2.2. Use of the JDAA chunk

It is recommended that the JDAA chunk be used only to convey smoothly varying alpha channels and not to convey binary transparency which is more precisely and efficiently conveyed in IDAT chunks.

3. Revision History

3.1. Version 1.0

Released 31 January 2001

3.2. Version 0.98

Released 01 October 2000

3.3. Version 0.96

Released 18 July 1999.

3.4. Version 0.95

4. References

International Organization for Standardization and International Electrotechnical Commission, "Digital Compression and Coding of Continuous-tone Still Images, Part 1: Requirements and guidelines" ISO/IEC IS 10918-1, ITU-T T.81.

See also Pennebaker, William B., and Joan L. Mitchell, "JPEG : Still Image Data Compression Standard" Van Nostrand Reinhold, ISBN:0442012721, September 1992

C-Cube Microsystems, "JPEG File Interchange Format, Version 1.02", September 1992.

Randers-Pehrson, G., et al, "MNG (Multiple-image Network Graphics) Format Version 1.0",

Boutell, T., et. al., "PNG (Portable Network Graphics Format) Version 1.0", RFC 2083,
ftp://ftp.isi.edu/in-notes/rfc2083.txt also available at
ftp://swrinde.nde.swri.edu/pub/png/documents/. This specification has also been published as a W3C Recommendation, which is available at

See also the PNG-1.2 specification:
Randers-Pehrson, G., et. al., "PNG (Portable Network Graphics Format) Version 1.2", which is available at

Randers-Pehrson, G., et al, "Extensions to the PNG 1.2 Specification",

5. Security Considerations

Security considerations are addressed in the PNG specification.

No known additional security concerns are raised by this format.

6. Credits



Contributors' names are presented in alphabetical order:

Document source

This document was built from the file mng-master-20010209 on 09 February 2001.

Copyright Notice

Copyright © 1998-2001, by Glenn Randers-Pehrson

This specification is being provided by the copyright holder under the following license. By obtaining, using and/or copying this specification, you agree that you have read, understood, and will comply with the following terms and conditions:

Permission to use, copy, and distribute this specification for any purpose and without fee or royalty is hereby granted, provided that the full text of this NOTICE appears on ALL copies of the specification or portions thereof, including modifications, that you make.

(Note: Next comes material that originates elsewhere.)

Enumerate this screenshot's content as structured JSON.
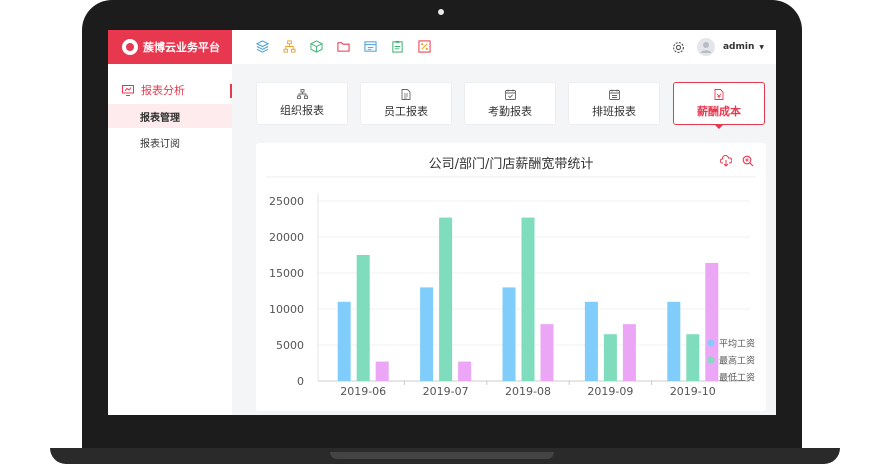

The name and trademarks of copyright holder may NOT be used in advertising or publicity pertaining to the specification without specific, written prior permission. Title to copyright in this specification and any associated documentation will at all times remain with copyright holder.

End of JNG Specification.